Alone, frightened and unable to speak English, Tayo (Ruth Negga, right), a young Nigerian girl who has been trafficked into Ireland, escapes from the back of a van in a Dublin alleyway. Picked up off the streets by street-level Mr Fixit Keely (Karl Shiels), Tayo finds a place to stay, work in a lap-dancing club, and the possibility of happiness - which in Tayo’s case means earning enough money to allow her twin sister to come live in Ireland. But Tayo has reckoned without Keely’s capacity for double-dealing, the persistence of her would-be pimp to see his ‘property’ returned, and the relentless nature of a malign fate.
  Written and directed by Ciaran O’Connor, Trafficked is the closest Irish cinema has come in many years to a bona fide film noir.
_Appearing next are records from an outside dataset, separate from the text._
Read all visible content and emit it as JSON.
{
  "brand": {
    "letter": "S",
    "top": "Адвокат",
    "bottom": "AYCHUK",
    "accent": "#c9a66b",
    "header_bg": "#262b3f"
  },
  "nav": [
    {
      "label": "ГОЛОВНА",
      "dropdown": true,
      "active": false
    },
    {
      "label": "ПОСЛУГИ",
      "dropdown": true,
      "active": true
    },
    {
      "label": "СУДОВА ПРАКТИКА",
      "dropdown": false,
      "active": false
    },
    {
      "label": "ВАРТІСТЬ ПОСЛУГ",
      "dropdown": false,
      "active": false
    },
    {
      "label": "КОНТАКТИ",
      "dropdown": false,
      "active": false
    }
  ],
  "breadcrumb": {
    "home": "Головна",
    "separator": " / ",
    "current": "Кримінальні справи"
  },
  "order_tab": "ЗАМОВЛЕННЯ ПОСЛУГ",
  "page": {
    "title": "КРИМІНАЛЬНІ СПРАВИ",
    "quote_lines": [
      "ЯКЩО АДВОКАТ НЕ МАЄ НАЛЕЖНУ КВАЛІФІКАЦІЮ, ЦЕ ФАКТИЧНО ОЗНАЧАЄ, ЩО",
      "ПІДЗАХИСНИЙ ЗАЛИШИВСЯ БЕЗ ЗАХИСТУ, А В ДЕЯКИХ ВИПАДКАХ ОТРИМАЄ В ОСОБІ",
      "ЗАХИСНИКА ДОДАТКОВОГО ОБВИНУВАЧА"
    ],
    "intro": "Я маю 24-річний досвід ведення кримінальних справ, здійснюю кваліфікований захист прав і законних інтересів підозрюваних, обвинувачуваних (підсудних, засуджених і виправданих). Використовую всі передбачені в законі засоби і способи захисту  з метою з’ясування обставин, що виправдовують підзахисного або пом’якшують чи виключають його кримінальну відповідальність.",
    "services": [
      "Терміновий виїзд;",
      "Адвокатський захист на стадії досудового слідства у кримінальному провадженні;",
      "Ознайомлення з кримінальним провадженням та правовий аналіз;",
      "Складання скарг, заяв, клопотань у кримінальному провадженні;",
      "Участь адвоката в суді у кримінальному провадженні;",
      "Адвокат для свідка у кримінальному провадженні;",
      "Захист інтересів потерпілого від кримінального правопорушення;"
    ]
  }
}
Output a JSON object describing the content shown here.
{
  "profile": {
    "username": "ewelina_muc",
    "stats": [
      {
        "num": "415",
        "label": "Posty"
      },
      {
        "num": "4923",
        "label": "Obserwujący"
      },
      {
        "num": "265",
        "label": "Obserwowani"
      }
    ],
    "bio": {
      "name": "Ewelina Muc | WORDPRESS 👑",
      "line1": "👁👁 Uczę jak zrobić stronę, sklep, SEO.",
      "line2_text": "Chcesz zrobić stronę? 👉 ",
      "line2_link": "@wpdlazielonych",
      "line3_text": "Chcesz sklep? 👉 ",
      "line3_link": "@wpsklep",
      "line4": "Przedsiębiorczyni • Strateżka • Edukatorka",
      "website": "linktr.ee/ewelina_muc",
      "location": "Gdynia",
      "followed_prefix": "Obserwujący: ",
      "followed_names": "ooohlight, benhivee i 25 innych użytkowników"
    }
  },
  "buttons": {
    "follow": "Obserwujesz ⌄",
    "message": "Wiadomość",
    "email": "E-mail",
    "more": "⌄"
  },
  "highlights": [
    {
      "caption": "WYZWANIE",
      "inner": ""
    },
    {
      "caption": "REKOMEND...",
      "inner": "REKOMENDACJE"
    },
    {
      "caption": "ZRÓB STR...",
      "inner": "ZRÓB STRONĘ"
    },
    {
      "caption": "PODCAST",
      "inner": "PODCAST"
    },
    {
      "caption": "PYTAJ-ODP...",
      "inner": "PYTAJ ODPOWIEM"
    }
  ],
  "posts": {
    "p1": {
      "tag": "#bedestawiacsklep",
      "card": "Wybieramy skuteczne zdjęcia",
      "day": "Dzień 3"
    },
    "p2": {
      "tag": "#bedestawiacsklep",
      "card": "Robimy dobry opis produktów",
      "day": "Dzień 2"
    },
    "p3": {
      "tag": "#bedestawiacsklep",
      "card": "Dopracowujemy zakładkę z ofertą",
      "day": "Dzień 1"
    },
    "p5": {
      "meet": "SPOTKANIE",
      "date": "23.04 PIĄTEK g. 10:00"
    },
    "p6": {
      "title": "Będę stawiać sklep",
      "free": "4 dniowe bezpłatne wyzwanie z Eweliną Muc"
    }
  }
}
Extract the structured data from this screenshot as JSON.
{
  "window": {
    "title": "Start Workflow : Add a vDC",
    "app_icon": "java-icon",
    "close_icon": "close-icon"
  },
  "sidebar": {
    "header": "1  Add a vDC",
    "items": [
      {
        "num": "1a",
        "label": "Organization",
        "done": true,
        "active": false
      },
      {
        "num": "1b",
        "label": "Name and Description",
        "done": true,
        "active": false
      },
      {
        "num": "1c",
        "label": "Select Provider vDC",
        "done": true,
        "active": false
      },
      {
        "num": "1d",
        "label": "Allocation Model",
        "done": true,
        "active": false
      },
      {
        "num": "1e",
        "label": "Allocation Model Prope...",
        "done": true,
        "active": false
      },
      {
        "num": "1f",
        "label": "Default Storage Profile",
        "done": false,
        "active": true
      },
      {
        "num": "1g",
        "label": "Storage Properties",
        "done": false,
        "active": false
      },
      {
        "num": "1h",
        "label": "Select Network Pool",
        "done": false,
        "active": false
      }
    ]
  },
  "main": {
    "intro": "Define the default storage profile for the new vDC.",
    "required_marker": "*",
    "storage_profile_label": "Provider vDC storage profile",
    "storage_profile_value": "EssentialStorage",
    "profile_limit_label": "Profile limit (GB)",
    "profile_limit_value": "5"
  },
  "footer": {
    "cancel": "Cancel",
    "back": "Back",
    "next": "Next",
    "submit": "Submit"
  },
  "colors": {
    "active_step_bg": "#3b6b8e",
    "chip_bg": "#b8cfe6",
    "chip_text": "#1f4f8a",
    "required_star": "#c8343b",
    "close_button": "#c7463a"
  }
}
Although made almost eight years ago, and as such is something of a period piece examining the seedy underbelly of the Celtic Tiger, its subject matter is timely, and indeed timeless.
  While the classic noir trope of expressionist lighting is absent, and Tayo far removed from the glamorous femme fatale, the film contains many of the noir staples: bottom feeders scraping a living from the mean streets, star-crossed lovers on the lam, the depressingly inevitable sense that fate will have the final say despite the best efforts of the protagonists.
  O’Connor’s seedy Dublin is convincingly portrayed, although there is a preponderance of self-consciously poetic shots of the grim setting, while Negga and Shiels are convincing as a mismatched pair thrust together by circumstance, with the latter in particularly fine form as the charismatic lowlife Keely.
  That the couple manage to scrape some tenderness from their brutal lifestyle adds to the film’s appeal, but this is in the final reckoning intended as a slice of gritty realism, and diehard noir fans will revel in an ending that pulls no punches. *** - Declan Burke

  This review first appeared in the Irish Mail on Sunday